Reply with every entry, repeated exactly as given.

▶ **Extracted information**
··········

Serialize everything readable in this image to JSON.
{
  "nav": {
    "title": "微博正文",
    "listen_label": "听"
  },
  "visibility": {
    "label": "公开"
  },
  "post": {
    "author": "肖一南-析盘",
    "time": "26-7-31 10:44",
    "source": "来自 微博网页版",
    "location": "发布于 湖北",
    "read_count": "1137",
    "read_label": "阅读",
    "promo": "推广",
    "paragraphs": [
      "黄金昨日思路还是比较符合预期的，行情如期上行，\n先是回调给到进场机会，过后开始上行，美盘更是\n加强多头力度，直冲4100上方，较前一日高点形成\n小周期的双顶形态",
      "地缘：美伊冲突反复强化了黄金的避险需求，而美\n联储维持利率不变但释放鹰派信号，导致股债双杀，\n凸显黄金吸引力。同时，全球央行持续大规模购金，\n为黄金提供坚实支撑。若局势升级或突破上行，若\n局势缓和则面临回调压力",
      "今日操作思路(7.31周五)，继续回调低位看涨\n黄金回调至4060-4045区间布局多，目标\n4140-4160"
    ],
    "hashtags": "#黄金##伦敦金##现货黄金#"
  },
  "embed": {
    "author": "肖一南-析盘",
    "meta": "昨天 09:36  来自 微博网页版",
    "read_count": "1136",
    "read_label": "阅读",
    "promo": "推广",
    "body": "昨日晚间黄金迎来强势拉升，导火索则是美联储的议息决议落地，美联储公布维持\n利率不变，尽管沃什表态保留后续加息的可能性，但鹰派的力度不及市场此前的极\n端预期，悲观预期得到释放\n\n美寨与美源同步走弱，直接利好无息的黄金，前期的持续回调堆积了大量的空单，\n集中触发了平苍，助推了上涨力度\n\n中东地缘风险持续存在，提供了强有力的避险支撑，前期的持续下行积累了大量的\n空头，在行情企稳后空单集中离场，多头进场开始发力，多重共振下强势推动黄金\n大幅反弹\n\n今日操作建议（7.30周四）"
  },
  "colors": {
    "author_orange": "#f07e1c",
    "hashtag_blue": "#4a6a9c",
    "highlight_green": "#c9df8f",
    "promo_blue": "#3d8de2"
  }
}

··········

▶ **Solution**
Serialize everything readable in this image to JSON.
{
  "nav": {
    "title": "微博正文",
    "listen_label": "听"
  },
  "visibility": {
    "label": "公开"
  },
  "post": {
    "author": "肖一南-析盘",
    "time": "26-7-31 10:44",
    "source": "来自 微博网页版",
    "location": "发布于 湖北",
    "read_count": "1137",
    "read_label": "阅读",
    "promo": "推广",
    "paragraphs": [
      "黄金昨日思路还是比较符合预期的，行情如期上行，\n先是回调给到进场机会，过后开始上行，美盘更是\n加强多头力度，直冲4100上方，较前一日高点形成\n小周期的双顶形态",
      "地缘：美伊冲突反复强化了黄金的避险需求，而美\n联储维持利率不变但释放鹰派信号，导致股债双杀，\n凸显黄金吸引力。同时，全球央行持续大规模购金，\n为黄金提供坚实支撑。若局势升级或突破上行，若\n局势缓和则面临回调压力",
      "今日操作思路(7.31周五)，继续回调低位看涨\n黄金回调至4060-4045区间布局多，目标\n4140-4160"
    ],
    "hashtags": "#黄金##伦敦金##现货黄金#"
  },
  "embed": {
    "author": "肖一南-析盘",
    "meta": "昨天 09:36  来自 微博网页版",
    "read_count": "1136",
    "read_label": "阅读",
    "promo": "推广",
    "body": "昨日晚间黄金迎来强势拉升，导火索则是美联储的议息决议落地，美联储公布维持\n利率不变，尽管沃什表态保留后续加息的可能性，但鹰派的力度不及市场此前的极\n端预期，悲观预期得到释放\n\n美寨与美源同步走弱，直接利好无息的黄金，前期的持续回调堆积了大量的空单，\n集中触发了平苍，助推了上涨力度\n\n中东地缘风险持续存在，提供了强有力的避险支撑，前期的持续下行积累了大量的\n空头，在行情企稳后空单集中离场，多头进场开始发力，多重共振下强势推动黄金\n大幅反弹\n\n今日操作建议（7.30周四）"
  },
  "colors": {
    "author_orange": "#f07e1c",
    "hashtag_blue": "#4a6a9c",
    "highlight_green": "#c9df8f",
    "promo_blue": "#3d8de2"
  }
}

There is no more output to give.